For example, you might tell your marketing coordinator that she needs to track the ROI of your email campaigns to present at quarterly meetings: that’s called giving direction. Micromanagement would be telling her that she needs to use an Excel document, that she needs to run the reports on Friday, and the exact equation to use to find the ROI.
To the other extreme, if you simply tell her “run our email marketing and make sure it works,” and never follow up, that’s called poor management. Micromanagement and lack of direction will negatively affect employee engagement, albeit in different ways.
Employees who are ignored will:
- Feel that their efforts are going into a void
- Gradually lose motivation
- Display low productivity in the absence of goals, deadlines, measurement, and recognition
- Eventually find a job where they can be more engaged
Employees who are micromanaged will:
- Feel that they are not trusted or valued for their skills and experience
- Only do what is asked, the way it is asked
- Become resentful of the offending manager(s)
- Eventually find a job where they are valued

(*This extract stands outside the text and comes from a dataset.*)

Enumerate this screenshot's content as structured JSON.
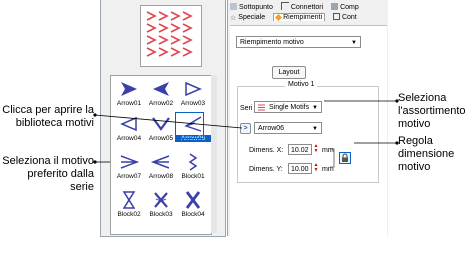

Autonomy is the middle ground between these two extremes. It is not the absence of management, but rather management of outcomes rather than process (and facetime). Skilled managers that train, mentor, measure, and recognize their employees’ efforts will engage employees. Every employee is different and will desire and thrive under different shades of autonomy (i.e. a daily 5-minute check-in vs. a weekly 30-minute check-in, or a longer monthly check-in). Again, it is the manager’s job to assess what works, as well as to ask the employee what he or she prefers.